ñon wood. It was the month of October, which we should have known was the month of spirits and haunts. But...we were young and sophisticated and smart. Right.
We started off as good tourists, with lunch at Michael's Kitchen, already a must in Taos. Then we walked the town square and drove up to the ski basin. The air was brisk, and the mountains full of autumn mists and the colors of dying leaves. At a small jewelry shop on the plaza, Diana contemplated a pair of turquoise earrings, but ended up buying an old musty book about Kit Carson. As we left the shop, Diana remarked that the hair on her hands stood up. I laughed at her.
"Next, you'll be telling me you feel a sudden chill."
She looked at me with wide eyes, but said nothing.

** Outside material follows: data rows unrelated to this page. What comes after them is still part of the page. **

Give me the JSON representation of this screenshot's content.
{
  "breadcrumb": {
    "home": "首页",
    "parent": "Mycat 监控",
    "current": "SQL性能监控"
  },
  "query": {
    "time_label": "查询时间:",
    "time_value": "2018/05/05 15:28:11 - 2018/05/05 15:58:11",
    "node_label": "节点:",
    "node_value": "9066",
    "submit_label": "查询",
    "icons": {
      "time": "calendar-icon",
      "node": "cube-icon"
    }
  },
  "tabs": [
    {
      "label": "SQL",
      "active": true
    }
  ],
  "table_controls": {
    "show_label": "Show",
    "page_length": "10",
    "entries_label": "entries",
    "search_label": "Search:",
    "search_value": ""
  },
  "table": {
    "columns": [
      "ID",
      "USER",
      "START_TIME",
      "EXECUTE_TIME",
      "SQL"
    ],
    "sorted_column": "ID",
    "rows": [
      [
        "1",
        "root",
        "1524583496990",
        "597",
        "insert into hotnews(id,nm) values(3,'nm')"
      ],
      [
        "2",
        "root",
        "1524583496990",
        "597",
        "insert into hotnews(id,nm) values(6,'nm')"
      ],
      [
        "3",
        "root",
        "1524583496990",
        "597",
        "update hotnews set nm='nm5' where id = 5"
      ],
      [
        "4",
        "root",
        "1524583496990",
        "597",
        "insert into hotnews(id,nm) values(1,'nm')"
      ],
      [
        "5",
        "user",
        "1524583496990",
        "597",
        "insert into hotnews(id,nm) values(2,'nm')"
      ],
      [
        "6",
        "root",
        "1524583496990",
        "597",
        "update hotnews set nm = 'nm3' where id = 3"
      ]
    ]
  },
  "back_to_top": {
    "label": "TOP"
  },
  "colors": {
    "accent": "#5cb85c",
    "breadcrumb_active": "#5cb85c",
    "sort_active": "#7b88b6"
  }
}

We bought Courvoisier, our favorite brandy at the time, and settled on a restaurant for dinner that was only a few blocks from our landmark hotel. The green chili enchiladas and sopaipillas (a fried, puffy pastry) were exceptional, and we returned to our room sleepy and happy. The Kit Carson book was on the night stand. We started a fire, and poured Courvoisier into the hotel glasses. Silence, broken by the cracking of piñon wood, surrounded us. I think I dozed off, because I remember being startled by a rush of wind and the sound of whispering. My rational mind suggested wind and dead leaves, but I felt scared. The room was dim except for the firelight and strange glowing clouds above the bed.The clouds moved about t the room and the whispering grew louder and became a chant. Diana reached over and touched my arm. I jumped. She shoot her head and me and then looked in the direction of the bed. The clouds of glowing gas were in a circle now, and the chants grew louder. A breeze stirred again, seeming to blow near the nightstand and the Kit Carson book blew open to a page near the end. I was paralyzed, as this was the spookiest encounter with ghosts I ever experienced. Diana, on the other hand, was energized by fear.
She jumped up and shouted, "Go, go, go." The clouds of gas and chanting ceased. I found myself seated in with my back to the bed, certain I had dreamed the whole affair.
"Did you see all that?" I asked Diana.
"I saw something," she replied.
She walked over to the nightstand and looked down at the open book. The page described the burning of Navajo villages and the killing of the Navajo men and the animals families needed to survive.
"Why did the book open to that page?" I asked Diana. "Were you reading it."
She backed away from the book and the night stand. In spite of my skepticism and my sense of fear, I know I heard a dim chanting sound start in the back of my head.
"Of course I turned it to that page," Diana said. "I was looking for the gory parts."
"Want to grab a late night snack?" I asked, anxious to get out of the room and away from that chanting sound in my head.
She grabbed her jacket. We went down to the lobby and ordered Dos Equis. Nothing further happened. We passed out in our room, the fire went out, and the next morning, a bright sunny affair with leaves dancing along the street, we breakfasted at Michael's and headed home.
To this day, Diana swears that she saw nothing that night and was simply thumbing threw our souvenir book -- a book which she can no longer locate, for some reason.
I'm sure it was all a dream, but you never know for sure in Mysterious New Mexico...